But the definition for cibus is very large:
Food (for human beings, animals, plants...), everything that is nutritious or can be used this way. Fodder, etc...
Food, meal, dish, prepared food
- a kind of food as "apple", "individual" food, prepared or not.
- nutritious liquids in plants (sap).
So, it's both. And, according to the above definition, you can even mean a kind of food with the singular, unless in English (foods).
Source: http://www.dicolatin.com/EN/LAK/0/CIBOS/index.htm (in French)
The English translation they give us, seems to mean they translate "cibos" (plural) with "foods", so as several kinds of food.
Because I guess that for "food" (la nourriture), it would only be translated as "a large amount of cibus" (singular), and not several cibi?
I really don't know how to translate a large amount of food in Latin, maybe "copia cibi"?
But it also coud mean "a lot of meals", "a lot of dishes", etc...
I personally " a lot of dishes" or meals, would be better. As they choose a very particular meaning here.
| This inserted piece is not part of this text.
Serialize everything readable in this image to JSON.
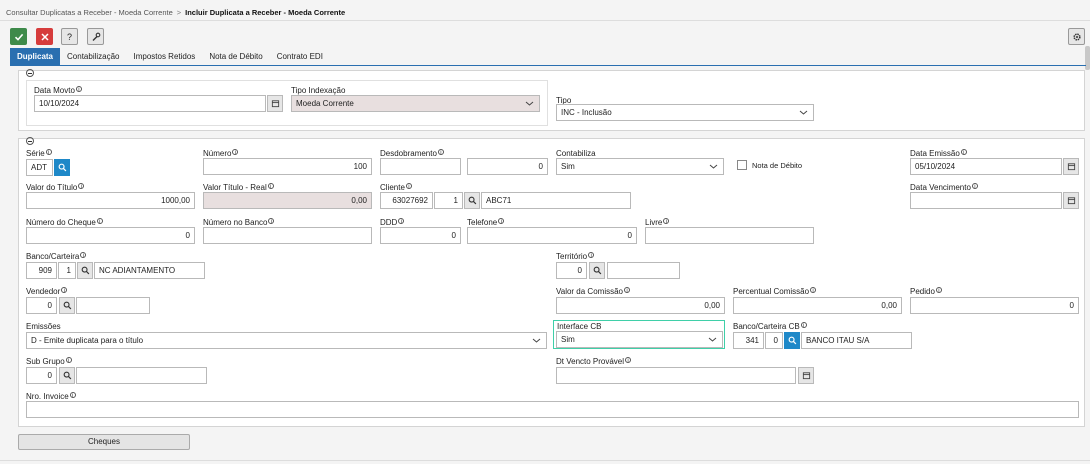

I haven't tested this yet, but both "types of food" and "food items" should be accepted for "cibos" since "foods" is rare in everyday English, especially in the context of food purchases. I don't think I've ever heard a native speaker say "I bought many foods." That's either "a lot of food" or "many (food) items".
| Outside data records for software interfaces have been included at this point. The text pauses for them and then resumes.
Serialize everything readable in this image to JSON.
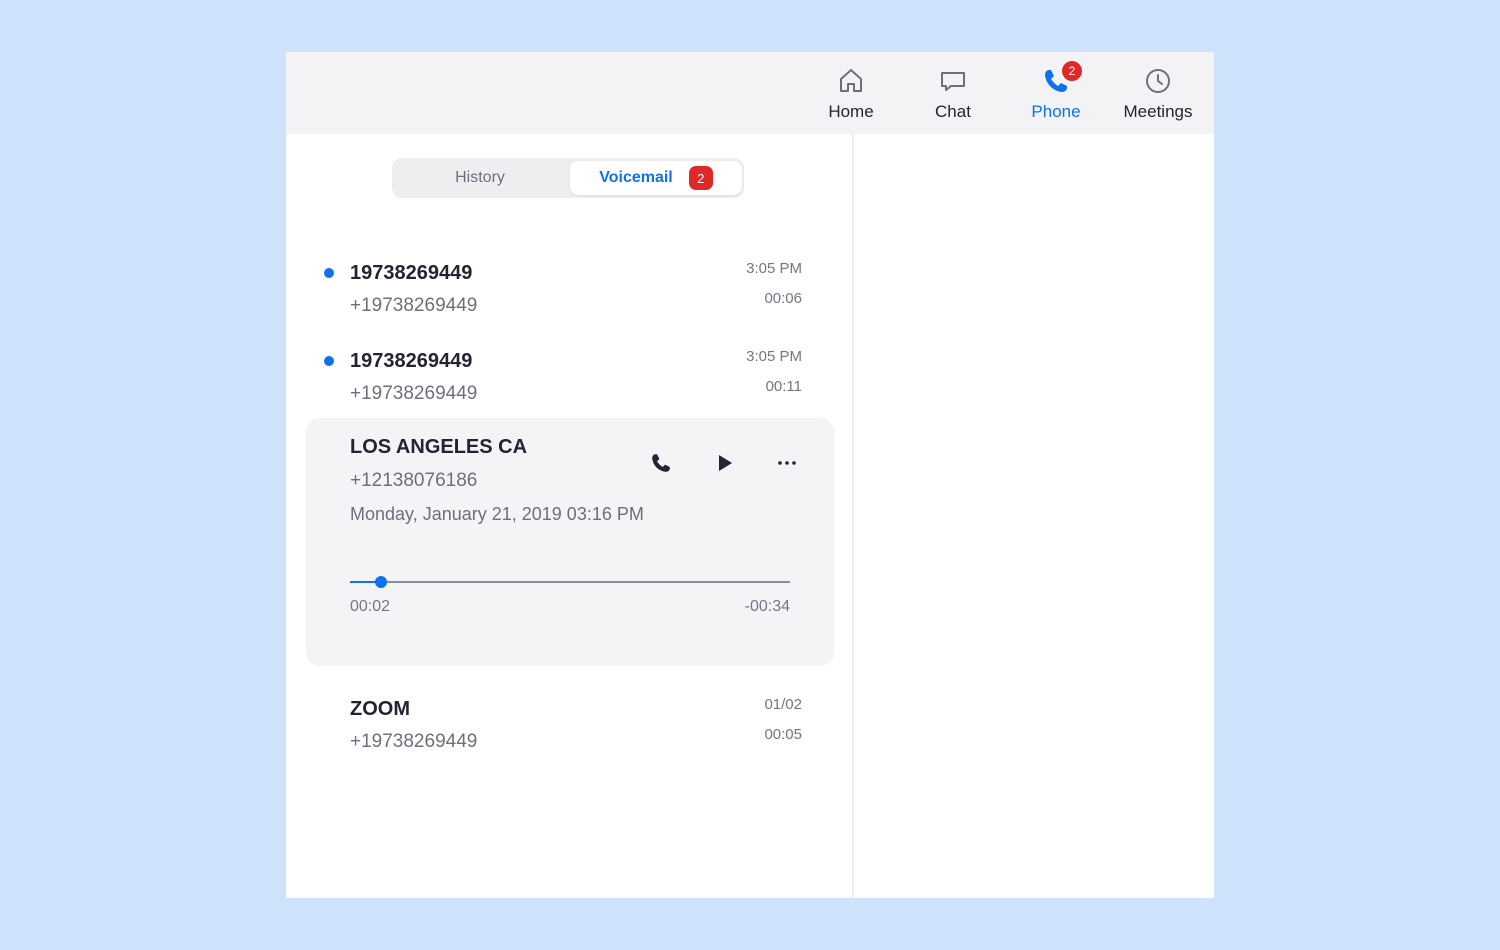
{
  "nav": {
    "items": [
      {
        "label": "Home",
        "icon": "home-icon"
      },
      {
        "label": "Chat",
        "icon": "chat-icon"
      },
      {
        "label": "Phone",
        "icon": "phone-icon",
        "badge": "2",
        "active": true
      },
      {
        "label": "Meetings",
        "icon": "clock-icon"
      }
    ]
  },
  "tabs": {
    "history": "History",
    "voicemail": "Voicemail",
    "voicemail_badge": "2"
  },
  "voicemails": [
    {
      "name": "19738269449",
      "number": "+19738269449",
      "time": "3:05 PM",
      "duration": "00:06",
      "unread": true
    },
    {
      "name": "19738269449",
      "number": "+19738269449",
      "time": "3:05 PM",
      "duration": "00:11",
      "unread": true
    },
    {
      "name": "LOS ANGELES  CA",
      "number": "+12138076186",
      "date": "Monday, January 21, 2019 03:16 PM",
      "playback": {
        "elapsed": "00:02",
        "remaining": "-00:34",
        "progress": 0.07
      }
    },
    {
      "name": "ZOOM",
      "number": "+19738269449",
      "time": "01/02",
      "duration": "00:05",
      "unread": false
    }
  ],
  "colors": {
    "accent": "#0e72ed",
    "badge": "#e02828",
    "background": "#cfe2fb"
  }
}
this is a transliteration, just as so many sentences here are. No translator today would used food here as a countable.You cannot be dogmatic about grammar, in any language, certainly not in translation.But this programme is nuts and bolts, minus imagination.Once we get imagination from our machines, we're done!
My reaction is similar to yours and I don't like 'many foods' in English, but it turns out that it works commercially. Wholesalers and supermarkets use it, warehouse sections are called 'Foods' etc. It also appears on accounting inventories and balance sheets and import and export inventories. While my gut instincts are as yours I now bow to custom and practice!